* What the task asks
Exact copy, no pictures: repeat the data that follows.

* Data for review
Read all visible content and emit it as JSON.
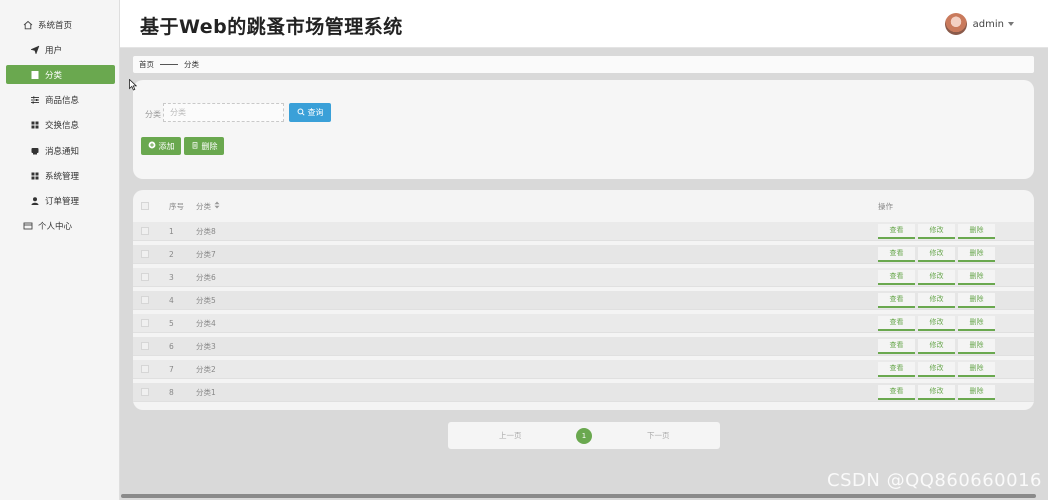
{
  "app": {
    "title": "基于Web的跳蚤市场管理系统",
    "user_name": "admin"
  },
  "sidebar": {
    "items": [
      {
        "label": "系统首页",
        "icon": "home-icon"
      },
      {
        "label": "用户",
        "icon": "send-icon"
      },
      {
        "label": "分类",
        "icon": "document-icon",
        "active": true
      },
      {
        "label": "商品信息",
        "icon": "sliders-icon"
      },
      {
        "label": "交换信息",
        "icon": "grid-icon"
      },
      {
        "label": "消息通知",
        "icon": "inbox-icon"
      },
      {
        "label": "系统管理",
        "icon": "grid-icon"
      },
      {
        "label": "订单管理",
        "icon": "person-icon"
      },
      {
        "label": "个人中心",
        "icon": "card-icon"
      }
    ]
  },
  "breadcrumb": {
    "home": "首页",
    "current": "分类"
  },
  "search": {
    "label": "分类",
    "placeholder": "分类",
    "value": "",
    "query_button": "查询"
  },
  "toolbar": {
    "add_label": "添加",
    "delete_label": "删除"
  },
  "table": {
    "headers": {
      "index": "序号",
      "category": "分类",
      "actions": "操作"
    },
    "rows": [
      {
        "index": "1",
        "category": "分类8"
      },
      {
        "index": "2",
        "category": "分类7"
      },
      {
        "index": "3",
        "category": "分类6"
      },
      {
        "index": "4",
        "category": "分类5"
      },
      {
        "index": "5",
        "category": "分类4"
      },
      {
        "index": "6",
        "category": "分类3"
      },
      {
        "index": "7",
        "category": "分类2"
      },
      {
        "index": "8",
        "category": "分类1"
      }
    ],
    "row_actions": {
      "view": "查看",
      "edit": "修改",
      "delete": "删除"
    }
  },
  "pagination": {
    "prev": "上一页",
    "current": "1",
    "next": "下一页"
  },
  "watermark": "CSDN @QQ860660016",
  "colors": {
    "accent_green": "#6aa84f",
    "query_blue": "#3aa0d8"
  }
}
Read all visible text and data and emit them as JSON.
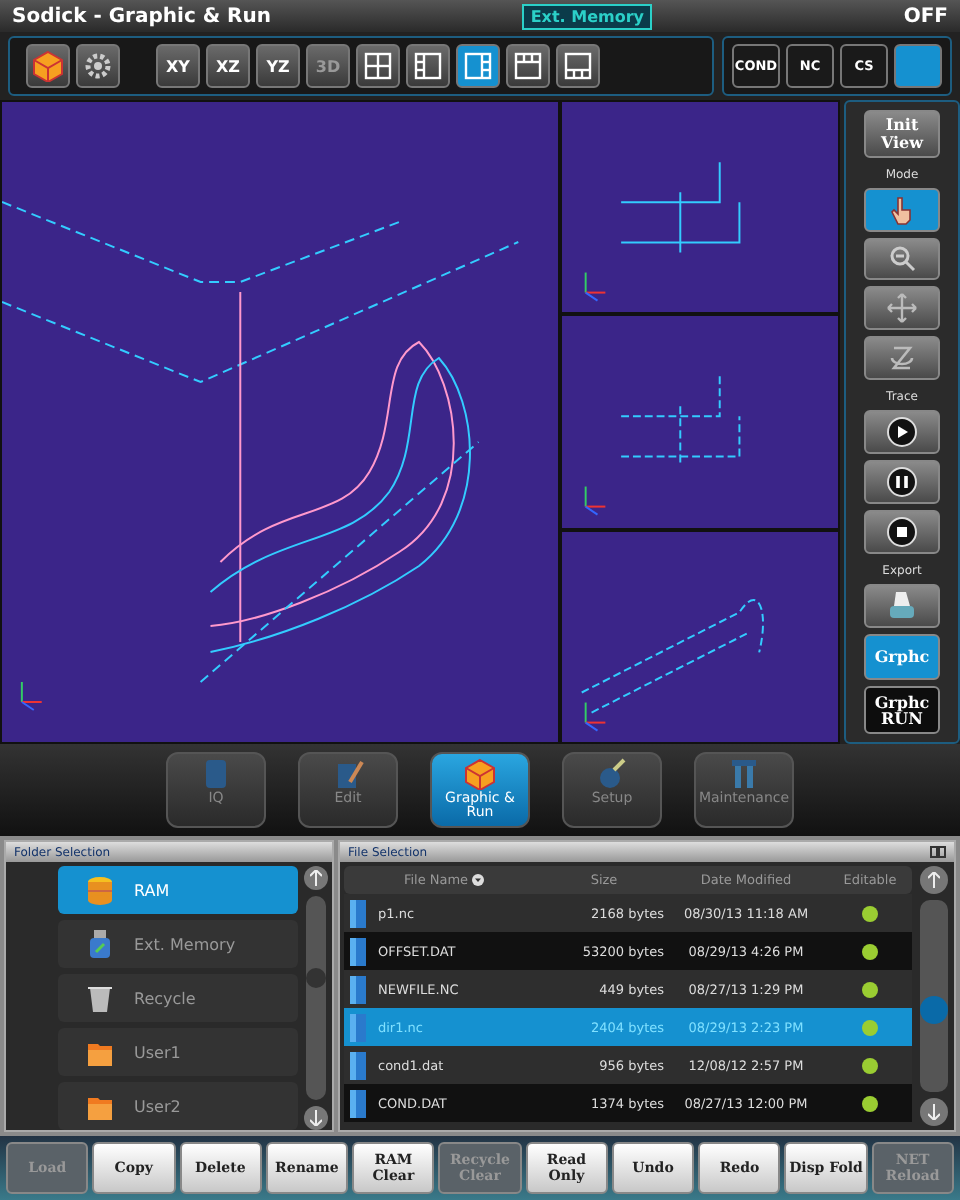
{
  "title_bar": {
    "title": "Sodick - Graphic & Run",
    "center_label": "Ext. Memory",
    "status": "OFF"
  },
  "toolbar": {
    "view_buttons": [
      {
        "label": "XY",
        "selected": false,
        "disabled": false
      },
      {
        "label": "XZ",
        "selected": false,
        "disabled": false
      },
      {
        "label": "YZ",
        "selected": false,
        "disabled": false
      },
      {
        "label": "3D",
        "selected": false,
        "disabled": true
      }
    ],
    "layout_buttons": [
      {
        "kind": "quad",
        "selected": false
      },
      {
        "kind": "left",
        "selected": false
      },
      {
        "kind": "right",
        "selected": true
      },
      {
        "kind": "top",
        "selected": false
      },
      {
        "kind": "bottom",
        "selected": false
      }
    ],
    "mode_buttons": [
      {
        "label": "COND",
        "selected": false
      },
      {
        "label": "NC",
        "selected": false
      },
      {
        "label": "CS",
        "selected": false
      }
    ]
  },
  "side_panel": {
    "init_view": "Init View",
    "sections": [
      {
        "heading": "Mode",
        "buttons": [
          {
            "kind": "pointer",
            "selected": true
          },
          {
            "kind": "zoom",
            "selected": false
          },
          {
            "kind": "pan",
            "selected": false
          },
          {
            "kind": "rotate",
            "selected": false
          }
        ]
      },
      {
        "heading": "Trace",
        "buttons": [
          {
            "kind": "play",
            "selected": false
          },
          {
            "kind": "pause",
            "selected": false
          },
          {
            "kind": "stop",
            "selected": false
          }
        ]
      },
      {
        "heading": "Export",
        "buttons": [
          {
            "kind": "print",
            "selected": false
          }
        ]
      }
    ],
    "export_buttons": [
      {
        "label": "Grphc",
        "selected": true
      },
      {
        "label": "Grphc RUN",
        "selected": false
      }
    ]
  },
  "nav": [
    {
      "label": "IQ",
      "kind": "iq",
      "selected": false
    },
    {
      "label": "Edit",
      "kind": "edit",
      "selected": false
    },
    {
      "label": "Graphic & Run",
      "kind": "graphic",
      "selected": true
    },
    {
      "label": "Setup",
      "kind": "setup",
      "selected": false
    },
    {
      "label": "Maintenance",
      "kind": "maintenance",
      "selected": false
    }
  ],
  "folders": {
    "title": "Folder Selection",
    "items": [
      {
        "label": "RAM",
        "kind": "ram",
        "selected": true
      },
      {
        "label": "Ext. Memory",
        "kind": "usb",
        "selected": false
      },
      {
        "label": "Recycle",
        "kind": "recycle",
        "selected": false
      },
      {
        "label": "User1",
        "kind": "folder",
        "selected": false
      },
      {
        "label": "User2",
        "kind": "folder",
        "selected": false
      }
    ]
  },
  "files": {
    "title": "File Selection",
    "columns": [
      "File Name",
      "Size",
      "Date Modified",
      "Editable"
    ],
    "rows": [
      {
        "name": "p1.nc",
        "size": "2168 bytes",
        "date": "08/30/13 11:18 AM",
        "editable": true,
        "selected": false
      },
      {
        "name": "OFFSET.DAT",
        "size": "53200 bytes",
        "date": "08/29/13 4:26 PM",
        "editable": true,
        "selected": false
      },
      {
        "name": "NEWFILE.NC",
        "size": "449 bytes",
        "date": "08/27/13 1:29 PM",
        "editable": true,
        "selected": false
      },
      {
        "name": "dir1.nc",
        "size": "2404 bytes",
        "date": "08/29/13 2:23 PM",
        "editable": true,
        "selected": true
      },
      {
        "name": "cond1.dat",
        "size": "956 bytes",
        "date": "12/08/12 2:57 PM",
        "editable": true,
        "selected": false
      },
      {
        "name": "COND.DAT",
        "size": "1374 bytes",
        "date": "08/27/13 12:00 PM",
        "editable": true,
        "selected": false
      }
    ]
  },
  "actions": [
    {
      "label": "Load",
      "disabled": true
    },
    {
      "label": "Copy",
      "disabled": false
    },
    {
      "label": "Delete",
      "disabled": false
    },
    {
      "label": "Rename",
      "disabled": false
    },
    {
      "label": "RAM Clear",
      "disabled": false
    },
    {
      "label": "Recycle Clear",
      "disabled": true
    },
    {
      "label": "Read Only",
      "disabled": false
    },
    {
      "label": "Undo",
      "disabled": false
    },
    {
      "label": "Redo",
      "disabled": false
    },
    {
      "label": "Disp Fold",
      "disabled": false
    },
    {
      "label": "NET Reload",
      "disabled": true
    }
  ]
}
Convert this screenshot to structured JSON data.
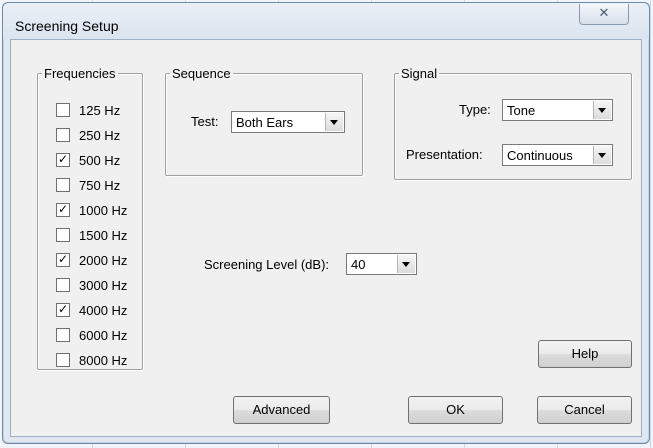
{
  "window": {
    "title": "Screening Setup",
    "close_glyph": "✕",
    "close_icon": "close-icon"
  },
  "frequencies": {
    "legend": "Frequencies",
    "items": [
      {
        "label": "125 Hz",
        "checked": false
      },
      {
        "label": "250 Hz",
        "checked": false
      },
      {
        "label": "500 Hz",
        "checked": true
      },
      {
        "label": "750 Hz",
        "checked": false
      },
      {
        "label": "1000 Hz",
        "checked": true
      },
      {
        "label": "1500 Hz",
        "checked": false
      },
      {
        "label": "2000 Hz",
        "checked": true
      },
      {
        "label": "3000 Hz",
        "checked": false
      },
      {
        "label": "4000 Hz",
        "checked": true
      },
      {
        "label": "6000 Hz",
        "checked": false
      },
      {
        "label": "8000 Hz",
        "checked": false
      }
    ]
  },
  "sequence": {
    "legend": "Sequence",
    "test_label": "Test:",
    "test_value": "Both Ears"
  },
  "signal": {
    "legend": "Signal",
    "type_label": "Type:",
    "type_value": "Tone",
    "presentation_label": "Presentation:",
    "presentation_value": "Continuous"
  },
  "screening_level": {
    "label": "Screening Level (dB):",
    "value": "40"
  },
  "buttons": {
    "help": "Help",
    "advanced": "Advanced",
    "ok": "OK",
    "cancel": "Cancel"
  }
}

* Result below
Read all visible content and emit it as JSON.
{
  "app": {
    "title": "基于Web的跳蚤市场管理系统",
    "user_name": "admin"
  },
  "sidebar": {
    "items": [
      {
        "label": "系统首页",
        "icon": "home-icon"
      },
      {
        "label": "用户",
        "icon": "send-icon"
      },
      {
        "label": "分类",
        "icon": "document-icon",
        "active": true
      },
      {
        "label": "商品信息",
        "icon": "sliders-icon"
      },
      {
        "label": "交换信息",
        "icon": "grid-icon"
      },
      {
        "label": "消息通知",
        "icon": "inbox-icon"
      },
      {
        "label": "系统管理",
        "icon": "grid-icon"
      },
      {
        "label": "订单管理",
        "icon": "person-icon"
      },
      {
        "label": "个人中心",
        "icon": "card-icon"
      }
    ]
  },
  "breadcrumb": {
    "home": "首页",
    "current": "分类"
  },
  "search": {
    "label": "分类",
    "placeholder": "分类",
    "value": "",
    "query_button": "查询"
  },
  "toolbar": {
    "add_label": "添加",
    "delete_label": "删除"
  },
  "table": {
    "headers": {
      "index": "序号",
      "category": "分类",
      "actions": "操作"
    },
    "rows": [
      {
        "index": "1",
        "category": "分类8"
      },
      {
        "index": "2",
        "category": "分类7"
      },
      {
        "index": "3",
        "category": "分类6"
      },
      {
        "index": "4",
        "category": "分类5"
      },
      {
        "index": "5",
        "category": "分类4"
      },
      {
        "index": "6",
        "category": "分类3"
      },
      {
        "index": "7",
        "category": "分类2"
      },
      {
        "index": "8",
        "category": "分类1"
      }
    ],
    "row_actions": {
      "view": "查看",
      "edit": "修改",
      "delete": "删除"
    }
  },
  "pagination": {
    "prev": "上一页",
    "current": "1",
    "next": "下一页"
  },
  "watermark": "CSDN @QQ860660016",
  "colors": {
    "accent_green": "#6aa84f",
    "query_blue": "#3aa0d8"
  }
}
Read all visible text and data and emit them as JSON.
{
  "title_bar": {
    "title": "Sodick - Graphic & Run",
    "center_label": "Ext. Memory",
    "status": "OFF"
  },
  "toolbar": {
    "view_buttons": [
      {
        "label": "XY",
        "selected": false,
        "disabled": false
      },
      {
        "label": "XZ",
        "selected": false,
        "disabled": false
      },
      {
        "label": "YZ",
        "selected": false,
        "disabled": false
      },
      {
        "label": "3D",
        "selected": false,
        "disabled": true
      }
    ],
    "layout_buttons": [
      {
        "kind": "quad",
        "selected": false
      },
      {
        "kind": "left",
        "selected": false
      },
      {
        "kind": "right",
        "selected": true
      },
      {
        "kind": "top",
        "selected": false
      },
      {
        "kind": "bottom",
        "selected": false
      }
    ],
    "mode_buttons": [
      {
        "label": "COND",
        "selected": false
      },
      {
        "label": "NC",
        "selected": false
      },
      {
        "label": "CS",
        "selected": false
      }
    ]
  },
  "side_panel": {
    "init_view": "Init View",
    "sections": [
      {
        "heading": "Mode",
        "buttons": [
          {
            "kind": "pointer",
            "selected": true
          },
          {
            "kind": "zoom",
            "selected": false
          },
          {
            "kind": "pan",
            "selected": false
          },
          {
            "kind": "rotate",
            "selected": false
          }
        ]
      },
      {
        "heading": "Trace",
        "buttons": [
          {
            "kind": "play",
            "selected": false
          },
          {
            "kind": "pause",
            "selected": false
          },
          {
            "kind": "stop",
            "selected": false
          }
        ]
      },
      {
        "heading": "Export",
        "buttons": [
          {
            "kind": "print",
            "selected": false
          }
        ]
      }
    ],
    "export_buttons": [
      {
        "label": "Grphc",
        "selected": true
      },
      {
        "label": "Grphc RUN",
        "selected": false
      }
    ]
  },
  "nav": [
    {
      "label": "IQ",
      "kind": "iq",
      "selected": false
    },
    {
      "label": "Edit",
      "kind": "edit",
      "selected": false
    },
    {
      "label": "Graphic & Run",
      "kind": "graphic",
      "selected": true
    },
    {
      "label": "Setup",
      "kind": "setup",
      "selected": false
    },
    {
      "label": "Maintenance",
      "kind": "maintenance",
      "selected": false
    }
  ],
  "folders": {
    "title": "Folder Selection",
    "items": [
      {
        "label": "RAM",
        "kind": "ram",
        "selected": true
      },
      {
        "label": "Ext. Memory",
        "kind": "usb",
        "selected": false
      },
      {
        "label": "Recycle",
        "kind": "recycle",
        "selected": false
      },
      {
        "label": "User1",
        "kind": "folder",
        "selected": false
      },
      {
        "label": "User2",
        "kind": "folder",
        "selected": false
      }
    ]
  },
  "files": {
    "title": "File Selection",
    "columns": [
      "File Name",
      "Size",
      "Date Modified",
      "Editable"
    ],
    "rows": [
      {
        "name": "p1.nc",
        "size": "2168 bytes",
        "date": "08/30/13 11:18 AM",
        "editable": true,
        "selected": false
      },
      {
        "name": "OFFSET.DAT",
        "size": "53200 bytes",
        "date": "08/29/13 4:26 PM",
        "editable": true,
        "selected": false
      },
      {
        "name": "NEWFILE.NC",
        "size": "449 bytes",
        "date": "08/27/13 1:29 PM",
        "editable": true,
        "selected": false
      },
      {
        "name": "dir1.nc",
        "size": "2404 bytes",
        "date": "08/29/13 2:23 PM",
        "editable": true,
        "selected": true
      },
      {
        "name": "cond1.dat",
        "size": "956 bytes",
        "date": "12/08/12 2:57 PM",
        "editable": true,
        "selected": false
      },
      {
        "name": "COND.DAT",
        "size": "1374 bytes",
        "date": "08/27/13 12:00 PM",
        "editable": true,
        "selected": false
      }
    ]
  },
  "actions": [
    {
      "label": "Load",
      "disabled": true
    },
    {
      "label": "Copy",
      "disabled": false
    },
    {
      "label": "Delete",
      "disabled": false
    },
    {
      "label": "Rename",
      "disabled": false
    },
    {
      "label": "RAM Clear",
      "disabled": false
    },
    {
      "label": "Recycle Clear",
      "disabled": true
    },
    {
      "label": "Read Only",
      "disabled": false
    },
    {
      "label": "Undo",
      "disabled": false
    },
    {
      "label": "Redo",
      "disabled": false
    },
    {
      "label": "Disp Fold",
      "disabled": false
    },
    {
      "label": "NET Reload",
      "disabled": true
    }
  ]
}
Convert this screenshot to structured JSON data.
{
  "window": {
    "title": "Screening Setup",
    "close_glyph": "✕",
    "close_icon": "close-icon"
  },
  "frequencies": {
    "legend": "Frequencies",
    "items": [
      {
        "label": "125 Hz",
        "checked": false
      },
      {
        "label": "250 Hz",
        "checked": false
      },
      {
        "label": "500 Hz",
        "checked": true
      },
      {
        "label": "750 Hz",
        "checked": false
      },
      {
        "label": "1000 Hz",
        "checked": true
      },
      {
        "label": "1500 Hz",
        "checked": false
      },
      {
        "label": "2000 Hz",
        "checked": true
      },
      {
        "label": "3000 Hz",
        "checked": false
      },
      {
        "label": "4000 Hz",
        "checked": true
      },
      {
        "label": "6000 Hz",
        "checked": false
      },
      {
        "label": "8000 Hz",
        "checked": false
      }
    ]
  },
  "sequence": {
    "legend": "Sequence",
    "test_label": "Test:",
    "test_value": "Both Ears"
  },
  "signal": {
    "legend": "Signal",
    "type_label": "Type:",
    "type_value": "Tone",
    "presentation_label": "Presentation:",
    "presentation_value": "Continuous"
  },
  "screening_level": {
    "label": "Screening Level (dB):",
    "value": "40"
  },
  "buttons": {
    "help": "Help",
    "advanced": "Advanced",
    "ok": "OK",
    "cancel": "Cancel"
  }
}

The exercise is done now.